By Friday, consumers opting for the EU-regulated 'Eurotariff' should pay no more than 35 cents per minute for calls made and 11 cents per minute for calls received while abroad in the EU.
This is the last in the series of regulated price cuts under the current EU roaming regulation, which expires at the end of June 2012.
Neelie Kroes, the EU commissioner for telecoms, has long held a grudge against roaming tariffs with the desired result of having zero difference between roaming and national telecoms tariffs.
"The Commission will therefore be coming forward very shortly with comprehensive new proposals for long-term solutions to address the underlying problem of lack of competition in roaming markets," Kroes said in a statement today.
During the last round of regulation, a data roaming cut-off limit was introduced to prevent bill shocks like inordinate charges for access to the Internet on a mobile phone.
Consumers are also meant to receive a text message once they have reached a ceiling of data roaming to prevent any nasty surprises.
A Eurobarometer survey found that almost three quarters of Europeans were worried about their mobile phone bills while abroad.

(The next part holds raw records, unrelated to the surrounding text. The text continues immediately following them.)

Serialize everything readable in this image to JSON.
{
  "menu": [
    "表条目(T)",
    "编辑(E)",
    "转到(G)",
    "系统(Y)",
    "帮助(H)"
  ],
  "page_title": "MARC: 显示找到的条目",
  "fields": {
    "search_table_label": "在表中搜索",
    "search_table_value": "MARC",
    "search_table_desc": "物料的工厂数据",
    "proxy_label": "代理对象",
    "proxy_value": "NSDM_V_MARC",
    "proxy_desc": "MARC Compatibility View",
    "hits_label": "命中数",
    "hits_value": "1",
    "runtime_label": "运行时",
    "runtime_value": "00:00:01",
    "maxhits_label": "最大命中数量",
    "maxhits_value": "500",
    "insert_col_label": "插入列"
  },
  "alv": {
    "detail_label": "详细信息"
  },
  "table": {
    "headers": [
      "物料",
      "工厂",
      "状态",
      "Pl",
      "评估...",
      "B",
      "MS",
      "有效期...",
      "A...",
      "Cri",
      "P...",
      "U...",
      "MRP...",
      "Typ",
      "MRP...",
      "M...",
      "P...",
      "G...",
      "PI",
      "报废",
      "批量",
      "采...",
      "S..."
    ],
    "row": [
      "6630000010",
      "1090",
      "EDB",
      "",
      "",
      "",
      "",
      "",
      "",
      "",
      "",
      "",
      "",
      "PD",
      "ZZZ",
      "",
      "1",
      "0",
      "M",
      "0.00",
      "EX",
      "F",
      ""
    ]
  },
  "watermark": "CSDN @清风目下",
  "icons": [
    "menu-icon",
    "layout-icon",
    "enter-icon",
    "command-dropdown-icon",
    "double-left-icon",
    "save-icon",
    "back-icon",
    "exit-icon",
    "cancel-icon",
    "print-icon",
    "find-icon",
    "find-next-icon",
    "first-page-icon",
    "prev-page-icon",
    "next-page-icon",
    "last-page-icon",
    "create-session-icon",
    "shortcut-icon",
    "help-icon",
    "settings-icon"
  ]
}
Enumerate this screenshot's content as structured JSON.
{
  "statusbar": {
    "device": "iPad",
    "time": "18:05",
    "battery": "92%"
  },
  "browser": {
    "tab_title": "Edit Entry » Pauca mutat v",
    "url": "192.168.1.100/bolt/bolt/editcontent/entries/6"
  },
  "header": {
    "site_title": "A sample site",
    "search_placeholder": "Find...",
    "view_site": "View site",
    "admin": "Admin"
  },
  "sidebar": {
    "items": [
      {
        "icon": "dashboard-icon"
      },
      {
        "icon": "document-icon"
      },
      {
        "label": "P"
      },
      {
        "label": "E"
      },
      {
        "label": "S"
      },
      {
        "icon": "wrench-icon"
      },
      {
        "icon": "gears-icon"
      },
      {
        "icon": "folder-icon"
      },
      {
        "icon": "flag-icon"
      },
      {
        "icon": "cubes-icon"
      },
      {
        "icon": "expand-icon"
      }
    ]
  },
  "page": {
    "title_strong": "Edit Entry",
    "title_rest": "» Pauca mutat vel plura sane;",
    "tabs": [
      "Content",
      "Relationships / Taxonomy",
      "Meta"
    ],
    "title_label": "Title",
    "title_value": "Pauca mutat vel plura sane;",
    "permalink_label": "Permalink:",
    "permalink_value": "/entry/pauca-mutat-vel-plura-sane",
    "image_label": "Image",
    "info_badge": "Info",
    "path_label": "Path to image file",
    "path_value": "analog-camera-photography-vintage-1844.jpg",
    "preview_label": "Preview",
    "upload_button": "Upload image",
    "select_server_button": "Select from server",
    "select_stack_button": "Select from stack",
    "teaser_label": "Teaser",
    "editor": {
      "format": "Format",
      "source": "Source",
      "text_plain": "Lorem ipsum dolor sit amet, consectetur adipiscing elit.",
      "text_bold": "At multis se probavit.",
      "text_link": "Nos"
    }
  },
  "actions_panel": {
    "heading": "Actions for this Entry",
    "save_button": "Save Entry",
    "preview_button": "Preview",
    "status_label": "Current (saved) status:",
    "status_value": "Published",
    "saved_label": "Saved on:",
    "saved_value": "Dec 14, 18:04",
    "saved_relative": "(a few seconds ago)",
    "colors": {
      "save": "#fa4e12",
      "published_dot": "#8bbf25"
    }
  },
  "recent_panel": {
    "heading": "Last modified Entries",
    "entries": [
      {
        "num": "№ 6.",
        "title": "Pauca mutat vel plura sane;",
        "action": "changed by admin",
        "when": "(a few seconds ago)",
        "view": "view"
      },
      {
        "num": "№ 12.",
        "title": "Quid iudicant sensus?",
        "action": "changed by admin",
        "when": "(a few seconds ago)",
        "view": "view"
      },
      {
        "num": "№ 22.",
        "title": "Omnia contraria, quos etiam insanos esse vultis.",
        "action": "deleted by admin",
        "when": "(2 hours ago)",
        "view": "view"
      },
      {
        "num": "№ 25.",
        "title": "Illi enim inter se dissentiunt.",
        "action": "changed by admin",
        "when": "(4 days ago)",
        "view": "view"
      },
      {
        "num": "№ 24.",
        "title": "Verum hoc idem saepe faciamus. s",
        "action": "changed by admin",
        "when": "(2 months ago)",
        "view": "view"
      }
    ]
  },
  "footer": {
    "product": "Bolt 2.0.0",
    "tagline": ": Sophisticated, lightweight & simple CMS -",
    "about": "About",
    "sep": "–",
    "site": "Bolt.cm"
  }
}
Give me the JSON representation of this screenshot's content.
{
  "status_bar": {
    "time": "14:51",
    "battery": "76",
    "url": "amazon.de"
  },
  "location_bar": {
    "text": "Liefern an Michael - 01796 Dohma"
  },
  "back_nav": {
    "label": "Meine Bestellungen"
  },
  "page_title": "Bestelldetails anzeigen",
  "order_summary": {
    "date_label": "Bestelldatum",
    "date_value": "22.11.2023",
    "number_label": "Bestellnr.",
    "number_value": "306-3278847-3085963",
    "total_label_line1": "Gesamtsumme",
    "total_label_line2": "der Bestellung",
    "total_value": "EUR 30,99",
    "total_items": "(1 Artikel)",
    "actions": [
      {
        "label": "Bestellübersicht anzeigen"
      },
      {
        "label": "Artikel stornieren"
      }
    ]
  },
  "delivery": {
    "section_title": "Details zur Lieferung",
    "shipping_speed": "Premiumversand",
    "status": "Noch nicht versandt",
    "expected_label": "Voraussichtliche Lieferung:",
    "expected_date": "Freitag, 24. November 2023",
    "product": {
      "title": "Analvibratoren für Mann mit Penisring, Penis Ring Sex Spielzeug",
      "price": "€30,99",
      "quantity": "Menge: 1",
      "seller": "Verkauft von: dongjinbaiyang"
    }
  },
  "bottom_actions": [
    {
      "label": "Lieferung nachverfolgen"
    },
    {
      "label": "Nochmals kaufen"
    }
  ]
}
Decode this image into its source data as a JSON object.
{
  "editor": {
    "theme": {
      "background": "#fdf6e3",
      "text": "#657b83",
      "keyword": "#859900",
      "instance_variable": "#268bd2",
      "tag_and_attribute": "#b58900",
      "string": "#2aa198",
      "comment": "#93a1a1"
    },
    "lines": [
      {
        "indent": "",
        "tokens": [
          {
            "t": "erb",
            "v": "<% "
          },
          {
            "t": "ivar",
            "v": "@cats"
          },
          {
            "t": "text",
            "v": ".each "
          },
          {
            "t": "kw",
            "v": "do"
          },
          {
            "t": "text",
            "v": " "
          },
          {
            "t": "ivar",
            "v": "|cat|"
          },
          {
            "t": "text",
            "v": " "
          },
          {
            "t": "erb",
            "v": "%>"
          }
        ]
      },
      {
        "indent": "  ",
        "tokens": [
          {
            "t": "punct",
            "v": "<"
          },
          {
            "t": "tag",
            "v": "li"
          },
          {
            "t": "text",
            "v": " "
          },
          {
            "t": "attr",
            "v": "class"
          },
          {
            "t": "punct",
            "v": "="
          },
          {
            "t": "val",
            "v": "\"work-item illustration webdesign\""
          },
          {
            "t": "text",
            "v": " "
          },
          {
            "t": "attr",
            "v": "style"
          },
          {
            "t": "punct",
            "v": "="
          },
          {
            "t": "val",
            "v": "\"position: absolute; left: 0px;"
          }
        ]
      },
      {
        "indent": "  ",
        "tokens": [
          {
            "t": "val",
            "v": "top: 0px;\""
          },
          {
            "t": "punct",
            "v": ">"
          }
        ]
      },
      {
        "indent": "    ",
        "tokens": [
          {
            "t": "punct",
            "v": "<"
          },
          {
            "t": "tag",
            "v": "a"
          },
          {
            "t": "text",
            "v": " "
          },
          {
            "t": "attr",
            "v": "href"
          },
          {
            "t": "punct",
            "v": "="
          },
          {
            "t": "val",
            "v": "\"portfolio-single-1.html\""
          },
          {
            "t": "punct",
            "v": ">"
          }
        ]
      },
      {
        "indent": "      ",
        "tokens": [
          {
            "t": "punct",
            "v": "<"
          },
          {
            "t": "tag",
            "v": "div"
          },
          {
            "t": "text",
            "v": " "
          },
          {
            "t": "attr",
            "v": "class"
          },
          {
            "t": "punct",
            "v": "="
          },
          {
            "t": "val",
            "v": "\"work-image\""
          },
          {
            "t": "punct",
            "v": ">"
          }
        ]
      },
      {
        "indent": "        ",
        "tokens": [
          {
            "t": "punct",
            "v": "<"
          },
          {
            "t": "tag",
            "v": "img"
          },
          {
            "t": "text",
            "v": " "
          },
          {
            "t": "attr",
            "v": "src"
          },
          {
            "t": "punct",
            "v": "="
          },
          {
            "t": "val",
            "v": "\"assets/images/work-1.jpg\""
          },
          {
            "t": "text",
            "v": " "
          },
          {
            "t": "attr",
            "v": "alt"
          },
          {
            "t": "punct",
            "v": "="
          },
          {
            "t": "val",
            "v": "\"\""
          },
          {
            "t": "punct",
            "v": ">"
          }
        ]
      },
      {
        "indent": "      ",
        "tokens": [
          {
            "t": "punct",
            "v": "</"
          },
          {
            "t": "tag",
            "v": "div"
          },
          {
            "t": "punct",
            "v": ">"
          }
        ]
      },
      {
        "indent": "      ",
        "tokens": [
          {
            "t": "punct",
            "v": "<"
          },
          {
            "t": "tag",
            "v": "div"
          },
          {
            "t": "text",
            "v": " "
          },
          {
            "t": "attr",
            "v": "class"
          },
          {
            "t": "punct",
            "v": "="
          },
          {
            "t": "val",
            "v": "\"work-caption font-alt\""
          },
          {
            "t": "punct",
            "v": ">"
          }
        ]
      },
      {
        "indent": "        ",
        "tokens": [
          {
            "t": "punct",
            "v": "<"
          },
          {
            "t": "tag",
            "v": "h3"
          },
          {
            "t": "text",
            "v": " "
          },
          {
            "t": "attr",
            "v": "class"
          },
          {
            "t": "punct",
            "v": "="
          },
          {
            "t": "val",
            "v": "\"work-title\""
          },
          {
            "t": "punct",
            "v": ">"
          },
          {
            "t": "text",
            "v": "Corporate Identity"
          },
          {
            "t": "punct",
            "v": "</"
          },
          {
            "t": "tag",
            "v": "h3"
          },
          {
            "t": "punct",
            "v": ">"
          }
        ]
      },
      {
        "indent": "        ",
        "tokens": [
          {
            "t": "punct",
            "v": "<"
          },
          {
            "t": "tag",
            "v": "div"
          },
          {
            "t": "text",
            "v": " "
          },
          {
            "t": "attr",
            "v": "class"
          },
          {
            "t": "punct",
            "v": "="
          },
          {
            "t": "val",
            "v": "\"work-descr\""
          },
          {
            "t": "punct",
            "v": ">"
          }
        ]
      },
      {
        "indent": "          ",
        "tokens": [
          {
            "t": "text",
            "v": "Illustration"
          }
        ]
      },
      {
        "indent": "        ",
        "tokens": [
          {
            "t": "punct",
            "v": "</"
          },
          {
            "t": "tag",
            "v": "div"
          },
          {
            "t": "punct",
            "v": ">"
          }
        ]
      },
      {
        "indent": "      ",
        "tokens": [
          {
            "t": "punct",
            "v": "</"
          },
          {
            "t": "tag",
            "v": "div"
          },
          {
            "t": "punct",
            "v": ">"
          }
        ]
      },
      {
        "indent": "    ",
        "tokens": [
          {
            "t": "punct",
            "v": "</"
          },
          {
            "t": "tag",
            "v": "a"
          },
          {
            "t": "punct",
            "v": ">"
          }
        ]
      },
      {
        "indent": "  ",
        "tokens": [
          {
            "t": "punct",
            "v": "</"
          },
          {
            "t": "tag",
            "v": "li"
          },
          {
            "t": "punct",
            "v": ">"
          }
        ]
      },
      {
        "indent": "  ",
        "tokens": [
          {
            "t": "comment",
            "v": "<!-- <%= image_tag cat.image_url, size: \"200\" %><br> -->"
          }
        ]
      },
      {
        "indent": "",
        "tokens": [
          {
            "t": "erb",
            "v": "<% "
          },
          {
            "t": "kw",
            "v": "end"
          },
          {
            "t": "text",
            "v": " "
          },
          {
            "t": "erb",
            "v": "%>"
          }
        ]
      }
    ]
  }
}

The survey showed 72% of travellers still limit their roaming calls because of high charges even if a majority is aware that prices have fallen since 2006.
The Organisation for Economic Cooperation and Development (OECD) recently warned that without better levels of competition in the sector, roaming prices would never come down to acceptable levels.
In June the OECD examined roaming charges at 68 separate operators worldwide and made the case for stronger consumer protection and empowerment as they lose out to a lack of competitive alternatives on the market.
"Current pricing levels indicate that there is, in general terms, either insufficient retail or wholesale competition," the OECD study concluded.